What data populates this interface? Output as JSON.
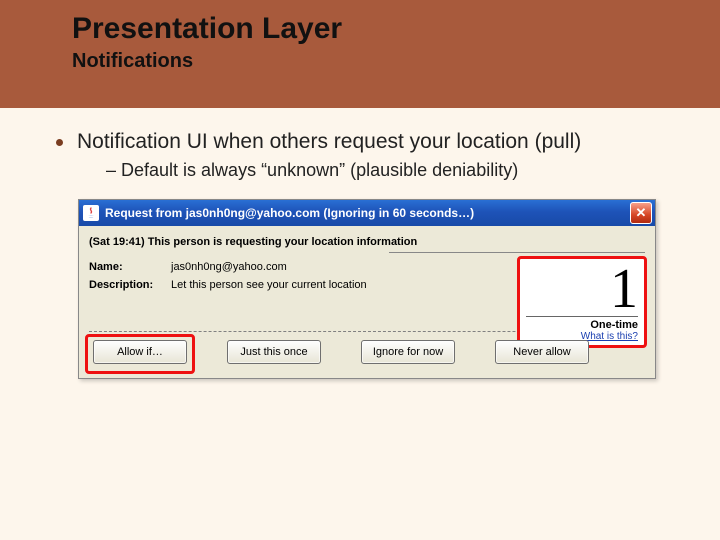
{
  "header": {
    "title": "Presentation Layer",
    "subtitle": "Notifications"
  },
  "bullet": {
    "main": "Notification UI when others request your location (pull)",
    "sub": "– Default is always “unknown” (plausible deniability)"
  },
  "dialog": {
    "title": "Request from jas0nh0ng@yahoo.com (Ignoring in 60 seconds…)",
    "close_glyph": "✕",
    "top_line": "(Sat 19:41) This person is requesting your location information",
    "name_label": "Name:",
    "name_value": "jas0nh0ng@yahoo.com",
    "desc_label": "Description:",
    "desc_value": "Let this person see your current location",
    "one_time": {
      "number": "1",
      "label": "One-time",
      "link": "What is this?"
    },
    "buttons": {
      "allow_if": "Allow if…",
      "just_once": "Just this once",
      "ignore": "Ignore for now",
      "never": "Never allow"
    }
  }
}
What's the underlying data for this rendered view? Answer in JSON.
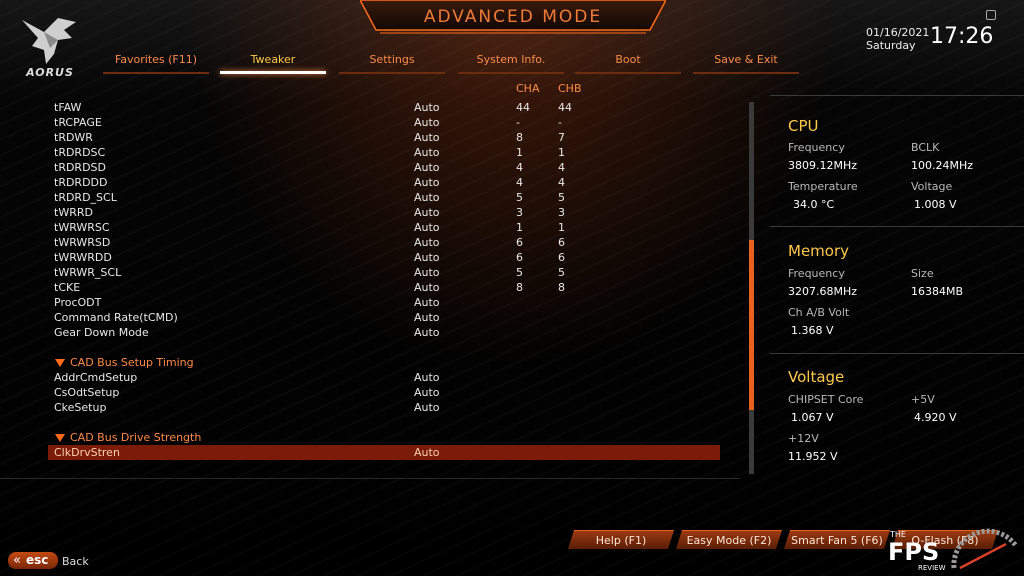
{
  "header": {
    "brand": "AORUS",
    "title": "ADVANCED MODE",
    "date": "01/16/2021",
    "day": "Saturday",
    "time": "17:26"
  },
  "tabs": [
    {
      "label": "Favorites (F11)",
      "active": false
    },
    {
      "label": "Tweaker",
      "active": true
    },
    {
      "label": "Settings",
      "active": false
    },
    {
      "label": "System Info.",
      "active": false
    },
    {
      "label": "Boot",
      "active": false
    },
    {
      "label": "Save & Exit",
      "active": false
    }
  ],
  "columns": {
    "cha": "CHA",
    "chb": "CHB"
  },
  "rows": [
    {
      "name": "tFAW",
      "value": "Auto",
      "cha": "44",
      "chb": "44"
    },
    {
      "name": "tRCPAGE",
      "value": "Auto",
      "cha": "-",
      "chb": "-"
    },
    {
      "name": "tRDWR",
      "value": "Auto",
      "cha": "8",
      "chb": "7"
    },
    {
      "name": "tRDRDSC",
      "value": "Auto",
      "cha": "1",
      "chb": "1"
    },
    {
      "name": "tRDRDSD",
      "value": "Auto",
      "cha": "4",
      "chb": "4"
    },
    {
      "name": "tRDRDDD",
      "value": "Auto",
      "cha": "4",
      "chb": "4"
    },
    {
      "name": "tRDRD_SCL",
      "value": "Auto",
      "cha": "5",
      "chb": "5"
    },
    {
      "name": "tWRRD",
      "value": "Auto",
      "cha": "3",
      "chb": "3"
    },
    {
      "name": "tWRWRSC",
      "value": "Auto",
      "cha": "1",
      "chb": "1"
    },
    {
      "name": "tWRWRSD",
      "value": "Auto",
      "cha": "6",
      "chb": "6"
    },
    {
      "name": "tWRWRDD",
      "value": "Auto",
      "cha": "6",
      "chb": "6"
    },
    {
      "name": "tWRWR_SCL",
      "value": "Auto",
      "cha": "5",
      "chb": "5"
    },
    {
      "name": "tCKE",
      "value": "Auto",
      "cha": "8",
      "chb": "8"
    },
    {
      "name": "ProcODT",
      "value": "Auto",
      "cha": "",
      "chb": ""
    },
    {
      "name": "Command Rate(tCMD)",
      "value": "Auto",
      "cha": "",
      "chb": ""
    },
    {
      "name": "Gear Down Mode",
      "value": "Auto",
      "cha": "",
      "chb": ""
    }
  ],
  "section1": {
    "title": "CAD Bus Setup Timing",
    "rows": [
      {
        "name": "AddrCmdSetup",
        "value": "Auto"
      },
      {
        "name": "CsOdtSetup",
        "value": "Auto"
      },
      {
        "name": "CkeSetup",
        "value": "Auto"
      }
    ]
  },
  "section2": {
    "title": "CAD Bus Drive Strength",
    "rows": [
      {
        "name": "ClkDrvStren",
        "value": "Auto"
      }
    ]
  },
  "scroll_position": 0.55,
  "cpu": {
    "title": "CPU",
    "freq_label": "Frequency",
    "freq": "3809.12MHz",
    "bclk_label": "BCLK",
    "bclk": "100.24MHz",
    "temp_label": "Temperature",
    "temp": "34.0 °C",
    "volt_label": "Voltage",
    "volt": "1.008 V"
  },
  "memory": {
    "title": "Memory",
    "freq_label": "Frequency",
    "freq": "3207.68MHz",
    "size_label": "Size",
    "size": "16384MB",
    "chvolt_label": "Ch A/B Volt",
    "chvolt": "1.368 V"
  },
  "voltage": {
    "title": "Voltage",
    "chipset_label": "CHIPSET Core",
    "chipset": "1.067 V",
    "p5_label": "+5V",
    "p5": "4.920 V",
    "p12_label": "+12V",
    "p12": "11.952 V"
  },
  "footer": {
    "help": "Help (F1)",
    "easy": "Easy Mode (F2)",
    "fan": "Smart Fan 5 (F6)",
    "qflash": "Q-Flash (F8)",
    "esc": "esc",
    "back": "Back"
  },
  "watermark": {
    "top": "THE",
    "main": "FPS",
    "bottom": "REVIEW"
  },
  "colors": {
    "accent": "#ff8a4a",
    "highlight": "#ffc84a",
    "selection": "#7a1c08"
  }
}
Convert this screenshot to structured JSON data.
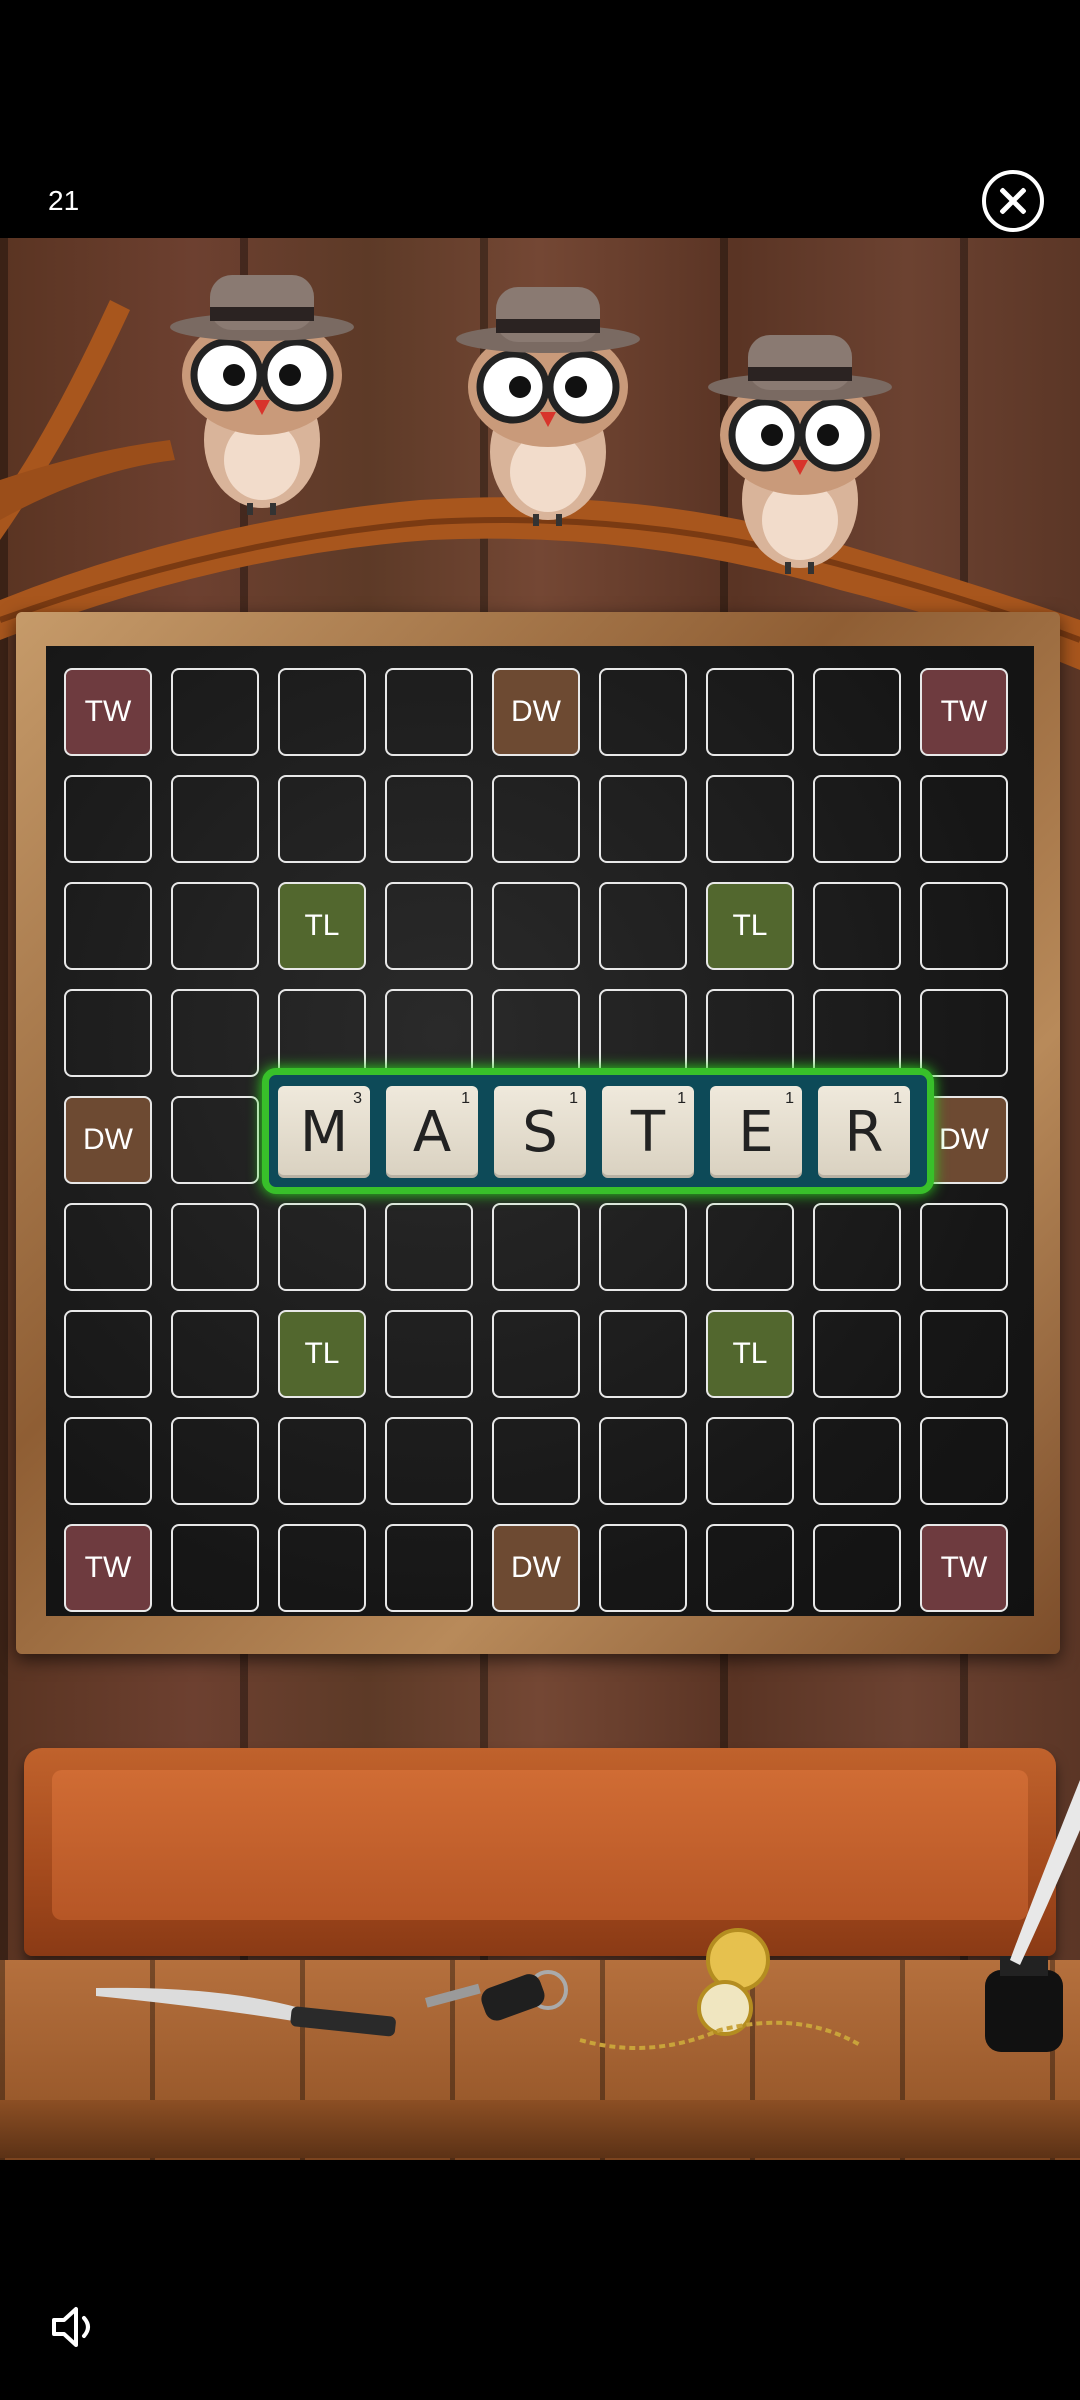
{
  "header": {
    "counter": "21"
  },
  "board": {
    "rows": [
      [
        "TW",
        "",
        "",
        "",
        "DW",
        "",
        "",
        "",
        "TW"
      ],
      [
        "",
        "",
        "",
        "",
        "",
        "",
        "",
        "",
        ""
      ],
      [
        "",
        "",
        "TL",
        "",
        "",
        "",
        "TL",
        "",
        ""
      ],
      [
        "",
        "",
        "",
        "",
        "",
        "",
        "",
        "",
        ""
      ],
      [
        "DW",
        "",
        "",
        "",
        "",
        "",
        "",
        "",
        "DW"
      ],
      [
        "",
        "",
        "",
        "",
        "",
        "",
        "",
        "",
        ""
      ],
      [
        "",
        "",
        "TL",
        "",
        "",
        "",
        "TL",
        "",
        ""
      ],
      [
        "",
        "",
        "",
        "",
        "",
        "",
        "",
        "",
        ""
      ],
      [
        "TW",
        "",
        "",
        "",
        "DW",
        "",
        "",
        "",
        "TW"
      ]
    ]
  },
  "word": {
    "tiles": [
      {
        "letter": "M",
        "points": "3"
      },
      {
        "letter": "A",
        "points": "1"
      },
      {
        "letter": "S",
        "points": "1"
      },
      {
        "letter": "T",
        "points": "1"
      },
      {
        "letter": "E",
        "points": "1"
      },
      {
        "letter": "R",
        "points": "1"
      }
    ]
  },
  "icons": {
    "close": "close-icon",
    "sound": "speaker-icon"
  },
  "colors": {
    "triple_word": "#6e3b3f",
    "double_word": "#6d4a32",
    "triple_letter": "#52672e",
    "highlight": "#38c02a"
  }
}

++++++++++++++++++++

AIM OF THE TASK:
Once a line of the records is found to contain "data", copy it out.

EXERCISE RESULT:
What data populates this interface? Output as JSON.
What's the underlying data for this rendered view? Answer in JSON.
Convert this screenshot to structured JSON data.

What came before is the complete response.